Task item: Filtering the records below, copy only those lines that include the word "text".

The data:
########################################
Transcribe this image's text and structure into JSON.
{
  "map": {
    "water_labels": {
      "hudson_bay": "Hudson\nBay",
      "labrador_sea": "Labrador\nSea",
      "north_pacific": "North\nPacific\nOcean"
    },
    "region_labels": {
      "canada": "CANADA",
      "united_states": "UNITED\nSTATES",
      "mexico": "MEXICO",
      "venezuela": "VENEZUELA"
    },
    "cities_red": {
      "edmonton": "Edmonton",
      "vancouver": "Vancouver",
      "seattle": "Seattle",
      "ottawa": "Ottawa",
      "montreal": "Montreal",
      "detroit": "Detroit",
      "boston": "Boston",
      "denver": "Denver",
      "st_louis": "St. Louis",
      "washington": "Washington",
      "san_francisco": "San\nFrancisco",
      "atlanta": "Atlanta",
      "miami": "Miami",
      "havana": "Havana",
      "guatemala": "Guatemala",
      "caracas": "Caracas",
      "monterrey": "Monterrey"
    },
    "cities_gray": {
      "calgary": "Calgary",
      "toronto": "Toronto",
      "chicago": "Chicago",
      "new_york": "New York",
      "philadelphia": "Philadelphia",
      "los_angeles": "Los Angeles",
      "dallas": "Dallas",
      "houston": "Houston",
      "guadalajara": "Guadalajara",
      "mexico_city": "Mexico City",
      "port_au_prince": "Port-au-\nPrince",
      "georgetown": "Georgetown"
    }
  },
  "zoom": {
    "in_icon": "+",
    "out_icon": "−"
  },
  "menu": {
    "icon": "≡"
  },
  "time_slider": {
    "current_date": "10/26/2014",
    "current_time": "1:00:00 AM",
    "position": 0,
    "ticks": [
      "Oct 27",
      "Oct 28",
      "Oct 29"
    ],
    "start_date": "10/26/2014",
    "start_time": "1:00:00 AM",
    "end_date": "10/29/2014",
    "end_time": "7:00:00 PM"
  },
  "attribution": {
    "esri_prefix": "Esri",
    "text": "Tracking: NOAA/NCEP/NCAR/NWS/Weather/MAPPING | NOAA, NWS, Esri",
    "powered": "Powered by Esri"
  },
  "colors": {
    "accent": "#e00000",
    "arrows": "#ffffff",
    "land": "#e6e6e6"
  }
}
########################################
Your response:
Transcribe this image's text and structure into JSON.
    "text": "Tracking: NOAA/NCEP/NCAR/NWS/Weather/MAPPING | NOAA, NWS, Esri",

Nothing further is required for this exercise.